| AVAILABLE DATA |
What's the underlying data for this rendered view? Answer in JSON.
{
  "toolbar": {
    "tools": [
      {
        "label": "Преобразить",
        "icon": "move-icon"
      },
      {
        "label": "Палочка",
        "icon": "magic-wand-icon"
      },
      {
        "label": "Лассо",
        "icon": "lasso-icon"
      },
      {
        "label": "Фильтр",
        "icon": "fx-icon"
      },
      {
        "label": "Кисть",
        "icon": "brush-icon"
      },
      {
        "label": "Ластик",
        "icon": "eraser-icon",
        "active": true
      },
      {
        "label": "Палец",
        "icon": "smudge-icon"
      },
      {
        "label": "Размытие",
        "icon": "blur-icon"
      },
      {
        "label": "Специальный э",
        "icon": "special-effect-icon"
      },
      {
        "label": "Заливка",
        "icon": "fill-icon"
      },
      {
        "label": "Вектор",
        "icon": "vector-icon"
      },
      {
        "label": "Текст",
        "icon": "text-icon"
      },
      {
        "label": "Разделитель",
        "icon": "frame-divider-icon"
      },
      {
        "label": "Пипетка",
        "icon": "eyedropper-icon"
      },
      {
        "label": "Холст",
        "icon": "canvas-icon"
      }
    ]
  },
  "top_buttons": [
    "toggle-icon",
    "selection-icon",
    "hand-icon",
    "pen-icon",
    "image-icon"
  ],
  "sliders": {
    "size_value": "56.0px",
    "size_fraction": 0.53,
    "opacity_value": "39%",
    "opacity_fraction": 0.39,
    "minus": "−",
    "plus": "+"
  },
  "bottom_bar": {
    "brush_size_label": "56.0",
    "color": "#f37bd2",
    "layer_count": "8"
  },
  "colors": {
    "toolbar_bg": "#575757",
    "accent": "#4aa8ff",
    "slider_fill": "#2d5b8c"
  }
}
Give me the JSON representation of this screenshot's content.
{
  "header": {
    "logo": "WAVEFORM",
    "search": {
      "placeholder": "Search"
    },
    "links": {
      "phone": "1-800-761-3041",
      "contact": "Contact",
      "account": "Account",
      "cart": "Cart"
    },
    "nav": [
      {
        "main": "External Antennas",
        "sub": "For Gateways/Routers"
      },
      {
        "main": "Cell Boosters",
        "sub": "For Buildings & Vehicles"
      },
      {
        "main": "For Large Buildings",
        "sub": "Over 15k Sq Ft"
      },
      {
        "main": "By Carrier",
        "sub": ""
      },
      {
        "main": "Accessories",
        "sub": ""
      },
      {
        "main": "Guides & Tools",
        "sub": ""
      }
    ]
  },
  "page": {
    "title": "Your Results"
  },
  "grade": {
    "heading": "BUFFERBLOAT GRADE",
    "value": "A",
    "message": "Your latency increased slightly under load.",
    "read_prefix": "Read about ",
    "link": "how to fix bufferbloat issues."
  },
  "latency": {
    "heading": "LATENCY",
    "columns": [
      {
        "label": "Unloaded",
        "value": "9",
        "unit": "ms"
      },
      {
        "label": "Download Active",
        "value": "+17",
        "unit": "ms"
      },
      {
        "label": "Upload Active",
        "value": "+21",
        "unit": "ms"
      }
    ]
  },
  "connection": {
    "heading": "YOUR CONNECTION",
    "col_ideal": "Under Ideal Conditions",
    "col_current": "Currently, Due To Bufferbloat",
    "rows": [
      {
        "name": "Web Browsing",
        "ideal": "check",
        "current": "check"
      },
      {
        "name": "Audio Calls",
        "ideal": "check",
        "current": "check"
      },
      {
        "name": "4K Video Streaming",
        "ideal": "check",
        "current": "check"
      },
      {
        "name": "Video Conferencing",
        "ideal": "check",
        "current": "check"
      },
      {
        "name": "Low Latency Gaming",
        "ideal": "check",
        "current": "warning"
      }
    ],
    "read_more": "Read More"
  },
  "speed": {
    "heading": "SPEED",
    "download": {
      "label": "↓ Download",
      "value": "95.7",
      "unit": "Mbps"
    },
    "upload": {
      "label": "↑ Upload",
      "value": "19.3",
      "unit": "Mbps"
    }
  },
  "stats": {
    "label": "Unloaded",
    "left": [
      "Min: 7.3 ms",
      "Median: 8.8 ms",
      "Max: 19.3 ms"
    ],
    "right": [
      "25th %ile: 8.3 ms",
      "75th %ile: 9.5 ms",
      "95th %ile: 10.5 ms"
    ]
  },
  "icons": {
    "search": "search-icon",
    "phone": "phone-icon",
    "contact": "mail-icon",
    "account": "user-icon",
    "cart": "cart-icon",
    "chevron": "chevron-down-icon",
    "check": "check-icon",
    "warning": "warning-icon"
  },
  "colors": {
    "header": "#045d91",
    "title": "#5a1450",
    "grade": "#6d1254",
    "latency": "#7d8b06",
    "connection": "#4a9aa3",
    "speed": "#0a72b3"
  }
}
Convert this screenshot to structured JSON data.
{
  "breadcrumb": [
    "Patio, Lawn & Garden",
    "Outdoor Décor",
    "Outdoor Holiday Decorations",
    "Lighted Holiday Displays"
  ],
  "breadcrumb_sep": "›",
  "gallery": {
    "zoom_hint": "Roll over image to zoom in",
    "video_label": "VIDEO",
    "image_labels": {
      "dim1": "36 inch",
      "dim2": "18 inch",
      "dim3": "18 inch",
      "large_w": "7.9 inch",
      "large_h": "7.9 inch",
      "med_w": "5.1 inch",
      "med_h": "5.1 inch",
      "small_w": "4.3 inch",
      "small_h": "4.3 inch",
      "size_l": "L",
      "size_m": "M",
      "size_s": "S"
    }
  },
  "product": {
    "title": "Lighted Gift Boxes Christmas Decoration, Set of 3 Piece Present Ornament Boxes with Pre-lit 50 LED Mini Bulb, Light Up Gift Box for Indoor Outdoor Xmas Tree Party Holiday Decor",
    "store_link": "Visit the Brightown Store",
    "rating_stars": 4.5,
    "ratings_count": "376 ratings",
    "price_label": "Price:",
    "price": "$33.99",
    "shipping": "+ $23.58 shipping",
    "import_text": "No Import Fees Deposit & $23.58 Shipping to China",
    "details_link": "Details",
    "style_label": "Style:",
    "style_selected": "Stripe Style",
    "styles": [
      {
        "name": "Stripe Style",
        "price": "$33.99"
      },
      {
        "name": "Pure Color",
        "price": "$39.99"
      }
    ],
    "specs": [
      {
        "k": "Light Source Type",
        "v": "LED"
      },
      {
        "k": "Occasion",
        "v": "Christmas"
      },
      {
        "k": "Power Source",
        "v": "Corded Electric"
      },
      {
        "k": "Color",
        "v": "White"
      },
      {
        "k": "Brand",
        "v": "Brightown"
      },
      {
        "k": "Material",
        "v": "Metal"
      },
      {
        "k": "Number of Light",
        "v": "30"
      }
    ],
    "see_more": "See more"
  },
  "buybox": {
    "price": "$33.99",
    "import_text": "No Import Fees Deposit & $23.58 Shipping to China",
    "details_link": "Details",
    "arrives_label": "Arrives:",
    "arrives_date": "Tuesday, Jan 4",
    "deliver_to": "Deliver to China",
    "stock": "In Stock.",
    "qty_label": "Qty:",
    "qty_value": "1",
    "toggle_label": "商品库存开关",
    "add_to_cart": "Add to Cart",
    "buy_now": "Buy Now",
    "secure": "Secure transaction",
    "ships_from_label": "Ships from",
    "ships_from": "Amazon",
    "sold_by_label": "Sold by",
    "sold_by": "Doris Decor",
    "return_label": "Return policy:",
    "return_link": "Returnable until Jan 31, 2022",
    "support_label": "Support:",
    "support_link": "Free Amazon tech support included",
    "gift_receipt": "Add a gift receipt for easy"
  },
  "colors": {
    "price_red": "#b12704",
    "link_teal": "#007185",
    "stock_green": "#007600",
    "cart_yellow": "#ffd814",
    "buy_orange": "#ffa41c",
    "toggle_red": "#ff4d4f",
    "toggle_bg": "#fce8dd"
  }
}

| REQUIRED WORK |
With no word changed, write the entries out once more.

| SOLUTION |
What's the underlying data for this rendered view? Answer in JSON.
{
  "toolbar": {
    "tools": [
      {
        "label": "Преобразить",
        "icon": "move-icon"
      },
      {
        "label": "Палочка",
        "icon": "magic-wand-icon"
      },
      {
        "label": "Лассо",
        "icon": "lasso-icon"
      },
      {
        "label": "Фильтр",
        "icon": "fx-icon"
      },
      {
        "label": "Кисть",
        "icon": "brush-icon"
      },
      {
        "label": "Ластик",
        "icon": "eraser-icon",
        "active": true
      },
      {
        "label": "Палец",
        "icon": "smudge-icon"
      },
      {
        "label": "Размытие",
        "icon": "blur-icon"
      },
      {
        "label": "Специальный э",
        "icon": "special-effect-icon"
      },
      {
        "label": "Заливка",
        "icon": "fill-icon"
      },
      {
        "label": "Вектор",
        "icon": "vector-icon"
      },
      {
        "label": "Текст",
        "icon": "text-icon"
      },
      {
        "label": "Разделитель",
        "icon": "frame-divider-icon"
      },
      {
        "label": "Пипетка",
        "icon": "eyedropper-icon"
      },
      {
        "label": "Холст",
        "icon": "canvas-icon"
      }
    ]
  },
  "top_buttons": [
    "toggle-icon",
    "selection-icon",
    "hand-icon",
    "pen-icon",
    "image-icon"
  ],
  "sliders": {
    "size_value": "56.0px",
    "size_fraction": 0.53,
    "opacity_value": "39%",
    "opacity_fraction": 0.39,
    "minus": "−",
    "plus": "+"
  },
  "bottom_bar": {
    "brush_size_label": "56.0",
    "color": "#f37bd2",
    "layer_count": "8"
  },
  "colors": {
    "toolbar_bg": "#575757",
    "accent": "#4aa8ff",
    "slider_fill": "#2d5b8c"
  }
}
Give me the JSON representation of this screenshot's content.
{
  "header": {
    "logo": "WAVEFORM",
    "search": {
      "placeholder": "Search"
    },
    "links": {
      "phone": "1-800-761-3041",
      "contact": "Contact",
      "account": "Account",
      "cart": "Cart"
    },
    "nav": [
      {
        "main": "External Antennas",
        "sub": "For Gateways/Routers"
      },
      {
        "main": "Cell Boosters",
        "sub": "For Buildings & Vehicles"
      },
      {
        "main": "For Large Buildings",
        "sub": "Over 15k Sq Ft"
      },
      {
        "main": "By Carrier",
        "sub": ""
      },
      {
        "main": "Accessories",
        "sub": ""
      },
      {
        "main": "Guides & Tools",
        "sub": ""
      }
    ]
  },
  "page": {
    "title": "Your Results"
  },
  "grade": {
    "heading": "BUFFERBLOAT GRADE",
    "value": "A",
    "message": "Your latency increased slightly under load.",
    "read_prefix": "Read about ",
    "link": "how to fix bufferbloat issues."
  },
  "latency": {
    "heading": "LATENCY",
    "columns": [
      {
        "label": "Unloaded",
        "value": "9",
        "unit": "ms"
      },
      {
        "label": "Download Active",
        "value": "+17",
        "unit": "ms"
      },
      {
        "label": "Upload Active",
        "value": "+21",
        "unit": "ms"
      }
    ]
  },
  "connection": {
    "heading": "YOUR CONNECTION",
    "col_ideal": "Under Ideal Conditions",
    "col_current": "Currently, Due To Bufferbloat",
    "rows": [
      {
        "name": "Web Browsing",
        "ideal": "check",
        "current": "check"
      },
      {
        "name": "Audio Calls",
        "ideal": "check",
        "current": "check"
      },
      {
        "name": "4K Video Streaming",
        "ideal": "check",
        "current": "check"
      },
      {
        "name": "Video Conferencing",
        "ideal": "check",
        "current": "check"
      },
      {
        "name": "Low Latency Gaming",
        "ideal": "check",
        "current": "warning"
      }
    ],
    "read_more": "Read More"
  },
  "speed": {
    "heading": "SPEED",
    "download": {
      "label": "↓ Download",
      "value": "95.7",
      "unit": "Mbps"
    },
    "upload": {
      "label": "↑ Upload",
      "value": "19.3",
      "unit": "Mbps"
    }
  },
  "stats": {
    "label": "Unloaded",
    "left": [
      "Min: 7.3 ms",
      "Median: 8.8 ms",
      "Max: 19.3 ms"
    ],
    "right": [
      "25th %ile: 8.3 ms",
      "75th %ile: 9.5 ms",
      "95th %ile: 10.5 ms"
    ]
  },
  "icons": {
    "search": "search-icon",
    "phone": "phone-icon",
    "contact": "mail-icon",
    "account": "user-icon",
    "cart": "cart-icon",
    "chevron": "chevron-down-icon",
    "check": "check-icon",
    "warning": "warning-icon"
  },
  "colors": {
    "header": "#045d91",
    "title": "#5a1450",
    "grade": "#6d1254",
    "latency": "#7d8b06",
    "connection": "#4a9aa3",
    "speed": "#0a72b3"
  }
}
Convert this screenshot to structured JSON data.
{
  "breadcrumb": [
    "Patio, Lawn & Garden",
    "Outdoor Décor",
    "Outdoor Holiday Decorations",
    "Lighted Holiday Displays"
  ],
  "breadcrumb_sep": "›",
  "gallery": {
    "zoom_hint": "Roll over image to zoom in",
    "video_label": "VIDEO",
    "image_labels": {
      "dim1": "36 inch",
      "dim2": "18 inch",
      "dim3": "18 inch",
      "large_w": "7.9 inch",
      "large_h": "7.9 inch",
      "med_w": "5.1 inch",
      "med_h": "5.1 inch",
      "small_w": "4.3 inch",
      "small_h": "4.3 inch",
      "size_l": "L",
      "size_m": "M",
      "size_s": "S"
    }
  },
  "product": {
    "title": "Lighted Gift Boxes Christmas Decoration, Set of 3 Piece Present Ornament Boxes with Pre-lit 50 LED Mini Bulb, Light Up Gift Box for Indoor Outdoor Xmas Tree Party Holiday Decor",
    "store_link": "Visit the Brightown Store",
    "rating_stars": 4.5,
    "ratings_count": "376 ratings",
    "price_label": "Price:",
    "price": "$33.99",
    "shipping": "+ $23.58 shipping",
    "import_text": "No Import Fees Deposit & $23.58 Shipping to China",
    "details_link": "Details",
    "style_label": "Style:",
    "style_selected": "Stripe Style",
    "styles": [
      {
        "name": "Stripe Style",
        "price": "$33.99"
      },
      {
        "name": "Pure Color",
        "price": "$39.99"
      }
    ],
    "specs": [
      {
        "k": "Light Source Type",
        "v": "LED"
      },
      {
        "k": "Occasion",
        "v": "Christmas"
      },
      {
        "k": "Power Source",
        "v": "Corded Electric"
      },
      {
        "k": "Color",
        "v": "White"
      },
      {
        "k": "Brand",
        "v": "Brightown"
      },
      {
        "k": "Material",
        "v": "Metal"
      },
      {
        "k": "Number of Light",
        "v": "30"
      }
    ],
    "see_more": "See more"
  },
  "buybox": {
    "price": "$33.99",
    "import_text": "No Import Fees Deposit & $23.58 Shipping to China",
    "details_link": "Details",
    "arrives_label": "Arrives:",
    "arrives_date": "Tuesday, Jan 4",
    "deliver_to": "Deliver to China",
    "stock": "In Stock.",
    "qty_label": "Qty:",
    "qty_value": "1",
    "toggle_label": "商品库存开关",
    "add_to_cart": "Add to Cart",
    "buy_now": "Buy Now",
    "secure": "Secure transaction",
    "ships_from_label": "Ships from",
    "ships_from": "Amazon",
    "sold_by_label": "Sold by",
    "sold_by": "Doris Decor",
    "return_label": "Return policy:",
    "return_link": "Returnable until Jan 31, 2022",
    "support_label": "Support:",
    "support_link": "Free Amazon tech support included",
    "gift_receipt": "Add a gift receipt for easy"
  },
  "colors": {
    "price_red": "#b12704",
    "link_teal": "#007185",
    "stock_green": "#007600",
    "cart_yellow": "#ffd814",
    "buy_orange": "#ffa41c",
    "toggle_red": "#ff4d4f",
    "toggle_bg": "#fce8dd"
  }
}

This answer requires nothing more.